Anthem For Doomed Youth is a sonnet written by Wilfred Owen about the realities of war. Wilfred Owen was a soldier during WW1 and therefore understands fully the true experiences of war. He was against war and was appalled by the effects of war on people and their families. The purpose of the poem is to inform the public of the true realities of war and how young men where dying needlessly. This was because during war times the media would tell the public that the war going great and that the men where doing just fine, but this obviously just wasn’t true.
Introduction Paragraph 1 In his poem, Strange Meeting, Owen recreates the horror of war through his shocking and realistic account of the experiences faced by soldiers on the battlefields during World War One. “And by his smile, I knew that sullen hall, - By his dead smile I knew we stood in hell”. Owen has used first person and a pararhyme to reinforce the brutality and horrors of war. Owen came to the realisation, by talking to this man, that no one there was truly alive, breathing or not breathing. What mattered was the truth of war and what he felt he must share and let people know.
Despite the fact that war photography is widely understood to provide insight into the real terrors of war, there are many flaws in the believed objectivity of these photos. Although war photography is thought to purposefully cause the viewer to repudiate war, it ironically justifies and fuels conflict among its viewers. In her novel, Regarding the Pain of Others, Susan Sontag explores the depths of war photography and its effects on its viewers. Within the first few chapters of the novel, Sontag discusses the violent nature of war photography and its expected effects on its viewers; stating that while photographs can effect us and move us momentarily, they cannot move us beyond the image in order to construct an interpretation. She supports her main view by questioning the capability of the viewers to comprehend the raw terrors of war.
Wilfred Owen was an active soldier during WWI, who used his horrific experiences during the war to write his poems. His poems stemmed from his views on war, as he believed that although war was sometimes necessary, it was futile and evil. Two of his poems, ‘Exposure’ and ‘Disabled’ both reveal the price paid by soldiers during WWI. ‘Exposure’ examines the more psychological effects on the soldiers and is written from the view of the soldiers on the front line, ‘Disabled’ shows the aftermath and repercussion of fighting in WWI and the physical damage it caused. The first word in ‘Exposure’ is ‘our’ and is written in first person plural, showing the reader that Owen wanted to convey the plight of the universal soldier and how they all suffered the same fate, no matter their side.

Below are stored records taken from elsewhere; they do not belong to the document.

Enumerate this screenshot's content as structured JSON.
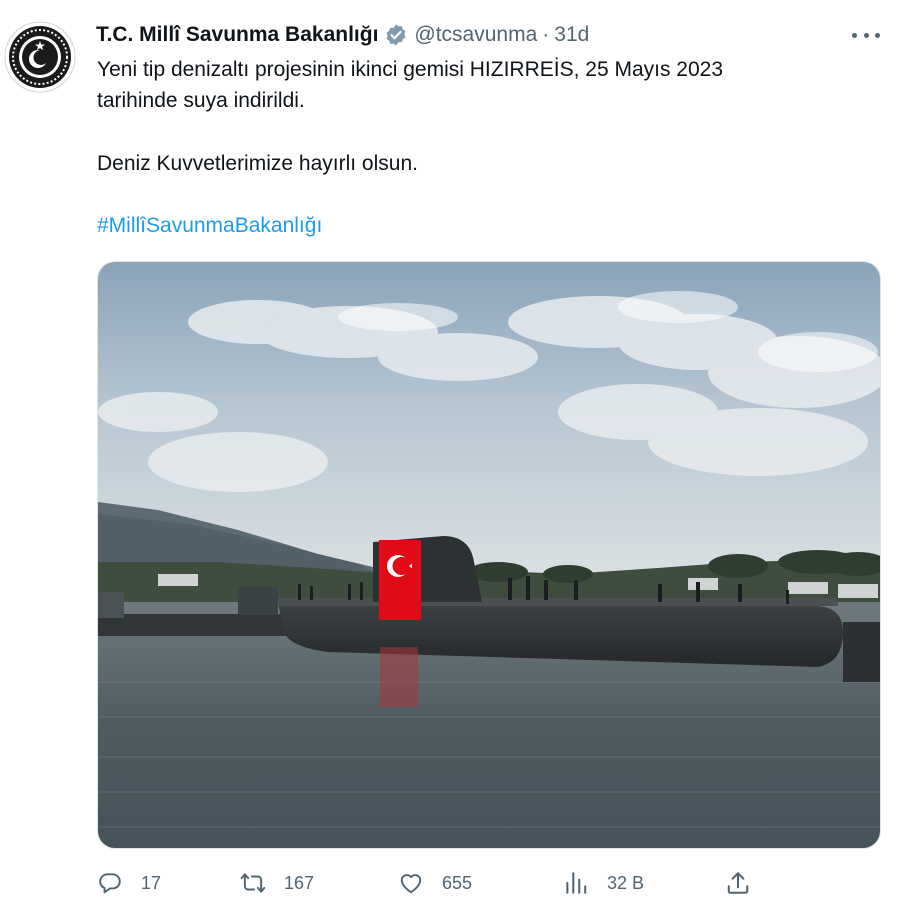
{
  "tweet": {
    "author_name": "T.C. Millî Savunma Bakanlığı",
    "handle": "@tcsavunma",
    "separator": "·",
    "time": "31d",
    "text_line1": "Yeni tip denizaltı projesinin ikinci gemisi HIZIRREİS, 25 Mayıs 2023",
    "text_line2": "tarihinde suya indirildi.",
    "text_line3": "Deniz Kuvvetlerimize hayırlı olsun.",
    "hashtag": "#MillîSavunmaBakanlığı"
  },
  "icons": {
    "avatar": "ministry-emblem",
    "verified": "verified-badge-icon",
    "more": "more-options-icon",
    "reply": "reply-icon",
    "retweet": "retweet-icon",
    "like": "heart-icon",
    "views": "views-chart-icon",
    "share": "share-icon"
  },
  "metrics": {
    "replies": "17",
    "retweets": "167",
    "likes": "655",
    "views": "32 B"
  },
  "colors": {
    "text": "#0f1419",
    "secondary": "#536471",
    "link": "#1d9bf0",
    "flag": "#e30a17"
  }
}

Owen used his poems to deliver the truth about war and change the views of society at that time. He used graphic and gruesome imagery about the horrors of war in order to illuminate his feelings. The horrors of war are most vividly and strikingly captured in the poem ‘Dulce et Decorum Est.’ Owen attacks the reader with a barrage of detailed, gruesome, descriptions of life at war. He uses this technique of imagery to force the reader to visualize the truth about war. Owen also seeks to expose the betrayal of the authorities throughout poems such as ‘Disabled’ and ‘The parable of the old man and the young.’ He expresses how they acted with a disregard for the lives of their countries young men.